[[ Supplied information, beginning ]]

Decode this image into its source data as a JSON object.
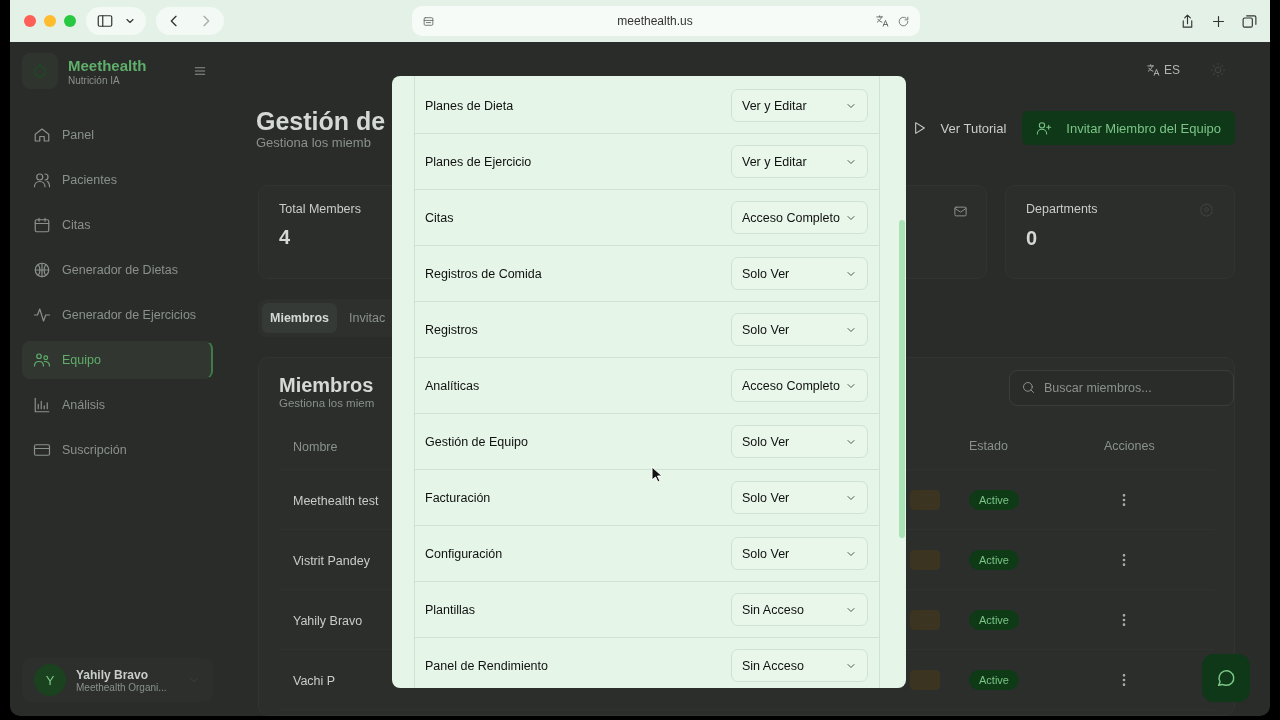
{
  "browser": {
    "url": "meethealth.us"
  },
  "sidebar": {
    "brand": "Meethealth",
    "tagline": "Nutrición IA",
    "items": [
      {
        "label": "Panel",
        "selected": false
      },
      {
        "label": "Pacientes",
        "selected": false
      },
      {
        "label": "Citas",
        "selected": false
      },
      {
        "label": "Generador de Dietas",
        "selected": false
      },
      {
        "label": "Generador de Ejercicios",
        "selected": false
      },
      {
        "label": "Equipo",
        "selected": true
      },
      {
        "label": "Análisis",
        "selected": false
      },
      {
        "label": "Suscripción",
        "selected": false
      }
    ],
    "user": {
      "initial": "Y",
      "name": "Yahily Bravo",
      "org": "Meethealth Organi..."
    }
  },
  "topbar": {
    "language": "ES"
  },
  "header": {
    "title": "Gestión de",
    "subtitle": "Gestiona los miemb",
    "tutorial_button": "Ver Tutorial",
    "invite_button": "Invitar Miembro del Equipo"
  },
  "stats": [
    {
      "label": "Total Members",
      "value": "4"
    },
    {
      "label": "Departments",
      "value": "0"
    }
  ],
  "tabs": [
    {
      "label": "Miembros",
      "selected": true
    },
    {
      "label": "Invitac",
      "selected": false
    }
  ],
  "members": {
    "title": "Miembros",
    "subtitle": "Gestiona los miem",
    "search_placeholder": "Buscar miembros...",
    "columns": [
      "Nombre",
      "Estado",
      "Acciones"
    ],
    "rows": [
      {
        "name": "Meethealth test",
        "status": "Active"
      },
      {
        "name": "Vistrit Pandey",
        "status": "Active"
      },
      {
        "name": "Yahily Bravo",
        "status": "Active"
      },
      {
        "name": "Vachi P",
        "status": "Active"
      }
    ]
  },
  "dialog": {
    "permissions": [
      {
        "area": "Planes de Dieta",
        "access": "Ver y Editar"
      },
      {
        "area": "Planes de Ejercicio",
        "access": "Ver y Editar"
      },
      {
        "area": "Citas",
        "access": "Acceso Completo"
      },
      {
        "area": "Registros de Comida",
        "access": "Solo Ver"
      },
      {
        "area": "Registros",
        "access": "Solo Ver"
      },
      {
        "area": "Analíticas",
        "access": "Acceso Completo"
      },
      {
        "area": "Gestión de Equipo",
        "access": "Solo Ver"
      },
      {
        "area": "Facturación",
        "access": "Solo Ver"
      },
      {
        "area": "Configuración",
        "access": "Solo Ver"
      },
      {
        "area": "Plantillas",
        "access": "Sin Acceso"
      },
      {
        "area": "Panel de Rendimiento",
        "access": "Sin Acceso"
      }
    ]
  }
}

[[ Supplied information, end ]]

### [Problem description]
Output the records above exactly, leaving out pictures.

### [Your response]
Decode this image into its source data as a JSON object.
{
  "browser": {
    "url": "meethealth.us"
  },
  "sidebar": {
    "brand": "Meethealth",
    "tagline": "Nutrición IA",
    "items": [
      {
        "label": "Panel",
        "selected": false
      },
      {
        "label": "Pacientes",
        "selected": false
      },
      {
        "label": "Citas",
        "selected": false
      },
      {
        "label": "Generador de Dietas",
        "selected": false
      },
      {
        "label": "Generador de Ejercicios",
        "selected": false
      },
      {
        "label": "Equipo",
        "selected": true
      },
      {
        "label": "Análisis",
        "selected": false
      },
      {
        "label": "Suscripción",
        "selected": false
      }
    ],
    "user": {
      "initial": "Y",
      "name": "Yahily Bravo",
      "org": "Meethealth Organi..."
    }
  },
  "topbar": {
    "language": "ES"
  },
  "header": {
    "title": "Gestión de",
    "subtitle": "Gestiona los miemb",
    "tutorial_button": "Ver Tutorial",
    "invite_button": "Invitar Miembro del Equipo"
  },
  "stats": [
    {
      "label": "Total Members",
      "value": "4"
    },
    {
      "label": "Departments",
      "value": "0"
    }
  ],
  "tabs": [
    {
      "label": "Miembros",
      "selected": true
    },
    {
      "label": "Invitac",
      "selected": false
    }
  ],
  "members": {
    "title": "Miembros",
    "subtitle": "Gestiona los miem",
    "search_placeholder": "Buscar miembros...",
    "columns": [
      "Nombre",
      "Estado",
      "Acciones"
    ],
    "rows": [
      {
        "name": "Meethealth test",
        "status": "Active"
      },
      {
        "name": "Vistrit Pandey",
        "status": "Active"
      },
      {
        "name": "Yahily Bravo",
        "status": "Active"
      },
      {
        "name": "Vachi P",
        "status": "Active"
      }
    ]
  },
  "dialog": {
    "permissions": [
      {
        "area": "Planes de Dieta",
        "access": "Ver y Editar"
      },
      {
        "area": "Planes de Ejercicio",
        "access": "Ver y Editar"
      },
      {
        "area": "Citas",
        "access": "Acceso Completo"
      },
      {
        "area": "Registros de Comida",
        "access": "Solo Ver"
      },
      {
        "area": "Registros",
        "access": "Solo Ver"
      },
      {
        "area": "Analíticas",
        "access": "Acceso Completo"
      },
      {
        "area": "Gestión de Equipo",
        "access": "Solo Ver"
      },
      {
        "area": "Facturación",
        "access": "Solo Ver"
      },
      {
        "area": "Configuración",
        "access": "Solo Ver"
      },
      {
        "area": "Plantillas",
        "access": "Sin Acceso"
      },
      {
        "area": "Panel de Rendimiento",
        "access": "Sin Acceso"
      }
    ]
  }
}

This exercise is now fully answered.